┏━━
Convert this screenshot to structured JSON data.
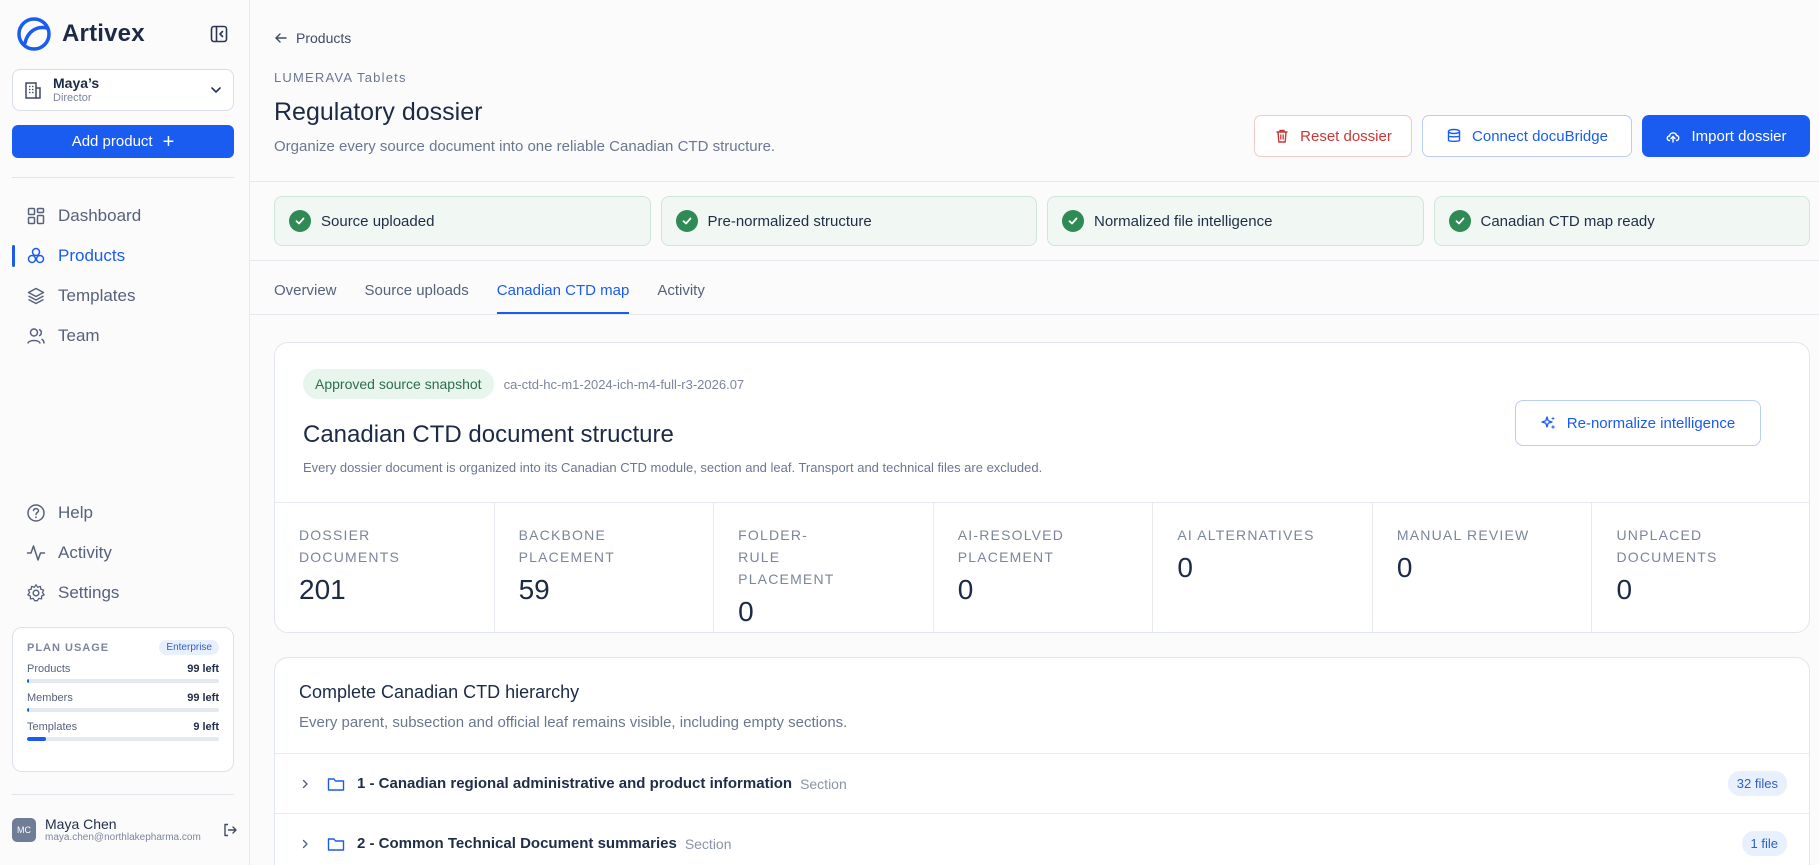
{
  "brand": {
    "name": "Artivex",
    "accent": "#1a5cf0"
  },
  "org": {
    "name": "Maya’s",
    "role": "Director"
  },
  "sidebar": {
    "add_product": "Add product",
    "nav": [
      {
        "label": "Dashboard",
        "icon": "grid-icon",
        "active": false
      },
      {
        "label": "Products",
        "icon": "products-icon",
        "active": true
      },
      {
        "label": "Templates",
        "icon": "layers-icon",
        "active": false
      },
      {
        "label": "Team",
        "icon": "users-icon",
        "active": false
      }
    ],
    "bottom_nav": [
      {
        "label": "Help",
        "icon": "help-icon"
      },
      {
        "label": "Activity",
        "icon": "activity-icon"
      },
      {
        "label": "Settings",
        "icon": "gear-icon"
      }
    ]
  },
  "plan": {
    "title": "PLAN USAGE",
    "badge": "Enterprise",
    "rows": [
      {
        "label": "Products",
        "value": "99 left",
        "used_fraction": 0.01
      },
      {
        "label": "Members",
        "value": "99 left",
        "used_fraction": 0.01
      },
      {
        "label": "Templates",
        "value": "9 left",
        "used_fraction": 0.1
      }
    ]
  },
  "user": {
    "initials": "MC",
    "name": "Maya Chen",
    "email": "maya.chen@northlakepharma.com"
  },
  "header": {
    "back": "Products",
    "eyebrow": "LUMERAVA Tablets",
    "title": "Regulatory dossier",
    "subtitle": "Organize every source document into one reliable Canadian CTD structure.",
    "reset": "Reset dossier",
    "connect": "Connect docuBridge",
    "import": "Import dossier"
  },
  "steps": [
    {
      "label": "Source uploaded",
      "status": "done"
    },
    {
      "label": "Pre-normalized structure",
      "status": "done"
    },
    {
      "label": "Normalized file intelligence",
      "status": "done"
    },
    {
      "label": "Canadian CTD map ready",
      "status": "done"
    }
  ],
  "tabs": [
    {
      "label": "Overview",
      "active": false
    },
    {
      "label": "Source uploads",
      "active": false
    },
    {
      "label": "Canadian CTD map",
      "active": true
    },
    {
      "label": "Activity",
      "active": false
    }
  ],
  "structure": {
    "snapshot_label": "Approved source snapshot",
    "snapshot_id": "ca-ctd-hc-m1-2024-ich-m4-full-r3-2026.07",
    "title": "Canadian CTD document structure",
    "subtitle": "Every dossier document is organized into its Canadian CTD module, section and leaf. Transport and technical files are excluded.",
    "renormalize": "Re-normalize intelligence",
    "stats": [
      {
        "label": "Dossier documents",
        "value": "201"
      },
      {
        "label": "Backbone placement",
        "value": "59"
      },
      {
        "label": "Folder-rule placement",
        "value": "0"
      },
      {
        "label": "AI-resolved placement",
        "value": "0"
      },
      {
        "label": "AI alternatives",
        "value": "0"
      },
      {
        "label": "Manual review",
        "value": "0"
      },
      {
        "label": "Unplaced documents",
        "value": "0"
      }
    ]
  },
  "hierarchy": {
    "title": "Complete Canadian CTD hierarchy",
    "subtitle": "Every parent, subsection and official leaf remains visible, including empty sections.",
    "rows": [
      {
        "name": "1 - Canadian regional administrative and product information",
        "type": "Section",
        "count": "32 files"
      },
      {
        "name": "2 - Common Technical Document summaries",
        "type": "Section",
        "count": "1 file"
      }
    ]
  }
}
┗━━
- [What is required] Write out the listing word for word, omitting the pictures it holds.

- [Response]
Convert this screenshot to structured JSON data.
{
  "brand": {
    "name": "Artivex",
    "accent": "#1a5cf0"
  },
  "org": {
    "name": "Maya’s",
    "role": "Director"
  },
  "sidebar": {
    "add_product": "Add product",
    "nav": [
      {
        "label": "Dashboard",
        "icon": "grid-icon",
        "active": false
      },
      {
        "label": "Products",
        "icon": "products-icon",
        "active": true
      },
      {
        "label": "Templates",
        "icon": "layers-icon",
        "active": false
      },
      {
        "label": "Team",
        "icon": "users-icon",
        "active": false
      }
    ],
    "bottom_nav": [
      {
        "label": "Help",
        "icon": "help-icon"
      },
      {
        "label": "Activity",
        "icon": "activity-icon"
      },
      {
        "label": "Settings",
        "icon": "gear-icon"
      }
    ]
  },
  "plan": {
    "title": "PLAN USAGE",
    "badge": "Enterprise",
    "rows": [
      {
        "label": "Products",
        "value": "99 left",
        "used_fraction": 0.01
      },
      {
        "label": "Members",
        "value": "99 left",
        "used_fraction": 0.01
      },
      {
        "label": "Templates",
        "value": "9 left",
        "used_fraction": 0.1
      }
    ]
  },
  "user": {
    "initials": "MC",
    "name": "Maya Chen",
    "email": "maya.chen@northlakepharma.com"
  },
  "header": {
    "back": "Products",
    "eyebrow": "LUMERAVA Tablets",
    "title": "Regulatory dossier",
    "subtitle": "Organize every source document into one reliable Canadian CTD structure.",
    "reset": "Reset dossier",
    "connect": "Connect docuBridge",
    "import": "Import dossier"
  },
  "steps": [
    {
      "label": "Source uploaded",
      "status": "done"
    },
    {
      "label": "Pre-normalized structure",
      "status": "done"
    },
    {
      "label": "Normalized file intelligence",
      "status": "done"
    },
    {
      "label": "Canadian CTD map ready",
      "status": "done"
    }
  ],
  "tabs": [
    {
      "label": "Overview",
      "active": false
    },
    {
      "label": "Source uploads",
      "active": false
    },
    {
      "label": "Canadian CTD map",
      "active": true
    },
    {
      "label": "Activity",
      "active": false
    }
  ],
  "structure": {
    "snapshot_label": "Approved source snapshot",
    "snapshot_id": "ca-ctd-hc-m1-2024-ich-m4-full-r3-2026.07",
    "title": "Canadian CTD document structure",
    "subtitle": "Every dossier document is organized into its Canadian CTD module, section and leaf. Transport and technical files are excluded.",
    "renormalize": "Re-normalize intelligence",
    "stats": [
      {
        "label": "Dossier documents",
        "value": "201"
      },
      {
        "label": "Backbone placement",
        "value": "59"
      },
      {
        "label": "Folder-rule placement",
        "value": "0"
      },
      {
        "label": "AI-resolved placement",
        "value": "0"
      },
      {
        "label": "AI alternatives",
        "value": "0"
      },
      {
        "label": "Manual review",
        "value": "0"
      },
      {
        "label": "Unplaced documents",
        "value": "0"
      }
    ]
  },
  "hierarchy": {
    "title": "Complete Canadian CTD hierarchy",
    "subtitle": "Every parent, subsection and official leaf remains visible, including empty sections.",
    "rows": [
      {
        "name": "1 - Canadian regional administrative and product information",
        "type": "Section",
        "count": "32 files"
      },
      {
        "name": "2 - Common Technical Document summaries",
        "type": "Section",
        "count": "1 file"
      }
    ]
  }
}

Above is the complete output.